On Oct. 28, alumna Ellen Cohen ’82 hosted a conversation with the Brandeis Women’s Network about the difficulties women may face in the workplace and other professional settings, and how to overcome these challenges. Cohen is an executive leadership and mindset coach and a former entertainment attorney. She works with corporate executive attorneys across many industries to elevate their influence and effectiveness. 

The discussion explored the "Five Pillars of Influence" using case studies to identify real strengths and weaknesses of the pillars. The five pillars can be explained through the acronym C.L.I.M.B –– credibility, leadership presence, professional identity, leadership mindset and building relationships.

Credibility is the “most foundational and shows up in all the pillars,” said Cohen. She continued to explain that credibility is “how others view us and value our expertise.” She shared in her presentation that credible people are competent, innovative and strategic leaders who are experts in a subject matter. In addition to identifying important traits for success, Cohen also helped people take note of their weaknesses and how they can address them. For example, if one is struggling with credibility, they can increase their business and operational knowledge, be thorough and predictable and build trust in others, she explained. 

The second of the five pillars is leadership which highlights confidence through communication. In this pillar, Cohen explains that it is important to “focus on what people may hear, read or perceive” and “how much emotion is embedded in your communication.” Cohen also emphasized that sometimes it is key to “listen more, speak less.”

“Professional identity … is the most critical to the concept of getting a seat at the table,” Cohen said. With professional identity, one needs to know what sets them apart from other executives. “You want to develop a mission statement about your identity, role and responsibilities,” Cohen added. Additionally, collaborating, making an effort to build relationships and create value and understanding are important parts for a professional identity. It is also crucial that one knows how to serve their clients, she said. 

The leadership mindset pillar is the “internally focused pillar,” Cohen said. This pillar contains the skills of a balancing, persevering, empathetic and compassionate person. This person also exhibits leadership, calm, confidence and focus and is able to respond to change and volatility, all according to her slideshow. It is important that business leaders can “[manage] through change … learning to be adaptable and accept change as a gifted opportunity,” she said. Having a leadership mindset is all “about developing critical thinking with your team” and “being that role model and not taking credit for others’ work,” as well as “owning your errors,” Cohen emphasized. 

The final pillar is building relationships. This entails creating connections to all levels and roles within the organization as well as taking responsibility for any problematic relationships. 

This pillar emphasizes an individual's need to serve as a trusted mentor. Another crucial aspect of this pillar is “building trust and listening with that curiosity and empathy,” Cohen said. 

The webinar concluded with an opportunity for participants to ask questions.

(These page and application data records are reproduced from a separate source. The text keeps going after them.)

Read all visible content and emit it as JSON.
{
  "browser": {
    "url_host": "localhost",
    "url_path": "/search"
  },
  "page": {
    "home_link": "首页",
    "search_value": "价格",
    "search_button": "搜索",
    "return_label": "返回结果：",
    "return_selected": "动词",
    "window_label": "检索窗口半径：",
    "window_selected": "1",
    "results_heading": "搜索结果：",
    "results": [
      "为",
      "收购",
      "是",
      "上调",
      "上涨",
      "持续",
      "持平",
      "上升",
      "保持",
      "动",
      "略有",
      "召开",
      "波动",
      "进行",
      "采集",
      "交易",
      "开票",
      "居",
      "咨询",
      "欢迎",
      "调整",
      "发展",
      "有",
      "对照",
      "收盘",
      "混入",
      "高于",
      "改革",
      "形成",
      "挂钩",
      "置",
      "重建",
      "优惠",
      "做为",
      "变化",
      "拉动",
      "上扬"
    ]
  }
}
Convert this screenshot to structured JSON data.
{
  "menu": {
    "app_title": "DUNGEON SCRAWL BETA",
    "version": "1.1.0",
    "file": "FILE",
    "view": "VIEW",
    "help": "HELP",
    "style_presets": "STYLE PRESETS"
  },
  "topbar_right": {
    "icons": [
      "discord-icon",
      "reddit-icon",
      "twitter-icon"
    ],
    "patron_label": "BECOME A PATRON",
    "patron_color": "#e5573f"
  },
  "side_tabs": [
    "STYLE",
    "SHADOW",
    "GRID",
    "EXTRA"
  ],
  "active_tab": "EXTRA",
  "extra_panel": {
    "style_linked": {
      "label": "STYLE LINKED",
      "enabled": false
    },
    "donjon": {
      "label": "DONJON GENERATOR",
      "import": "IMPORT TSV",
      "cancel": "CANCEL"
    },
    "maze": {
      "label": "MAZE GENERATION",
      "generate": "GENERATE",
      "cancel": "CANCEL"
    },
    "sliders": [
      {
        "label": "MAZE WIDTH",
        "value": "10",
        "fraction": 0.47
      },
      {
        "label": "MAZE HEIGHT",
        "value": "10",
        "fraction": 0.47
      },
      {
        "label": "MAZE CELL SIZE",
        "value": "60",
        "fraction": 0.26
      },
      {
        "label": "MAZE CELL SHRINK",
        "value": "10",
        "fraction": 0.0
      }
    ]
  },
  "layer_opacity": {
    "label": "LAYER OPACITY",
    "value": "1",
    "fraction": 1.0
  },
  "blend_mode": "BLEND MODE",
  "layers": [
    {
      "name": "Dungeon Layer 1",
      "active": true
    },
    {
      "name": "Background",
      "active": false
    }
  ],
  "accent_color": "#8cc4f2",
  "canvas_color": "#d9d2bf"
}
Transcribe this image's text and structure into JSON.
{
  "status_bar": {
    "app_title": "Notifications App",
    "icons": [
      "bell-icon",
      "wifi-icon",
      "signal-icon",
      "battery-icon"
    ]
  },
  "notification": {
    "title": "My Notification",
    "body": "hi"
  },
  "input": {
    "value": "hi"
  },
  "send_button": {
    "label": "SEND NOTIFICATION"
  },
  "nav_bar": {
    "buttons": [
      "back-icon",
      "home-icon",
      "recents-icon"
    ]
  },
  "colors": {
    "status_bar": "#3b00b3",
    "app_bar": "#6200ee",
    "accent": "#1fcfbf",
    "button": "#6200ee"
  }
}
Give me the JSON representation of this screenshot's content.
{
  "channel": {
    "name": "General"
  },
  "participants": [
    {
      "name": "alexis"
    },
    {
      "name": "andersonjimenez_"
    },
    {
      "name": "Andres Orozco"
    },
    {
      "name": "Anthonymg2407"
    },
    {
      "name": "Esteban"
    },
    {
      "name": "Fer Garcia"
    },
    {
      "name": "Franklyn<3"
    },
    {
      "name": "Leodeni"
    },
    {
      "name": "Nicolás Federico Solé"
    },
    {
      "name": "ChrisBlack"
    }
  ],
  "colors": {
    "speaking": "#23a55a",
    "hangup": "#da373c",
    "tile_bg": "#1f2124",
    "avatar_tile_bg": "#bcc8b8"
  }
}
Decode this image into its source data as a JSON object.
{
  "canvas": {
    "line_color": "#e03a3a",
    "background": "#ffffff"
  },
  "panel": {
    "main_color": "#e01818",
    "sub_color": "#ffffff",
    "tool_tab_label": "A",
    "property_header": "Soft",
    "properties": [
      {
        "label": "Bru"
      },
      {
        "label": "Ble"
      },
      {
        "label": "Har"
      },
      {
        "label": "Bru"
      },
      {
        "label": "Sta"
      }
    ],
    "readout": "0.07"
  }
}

One participant asked for advice for young female executives. Cohen stressed the importance of confidence and influence, explaining that “if you have that credibility, you can show up with that leadership presence.”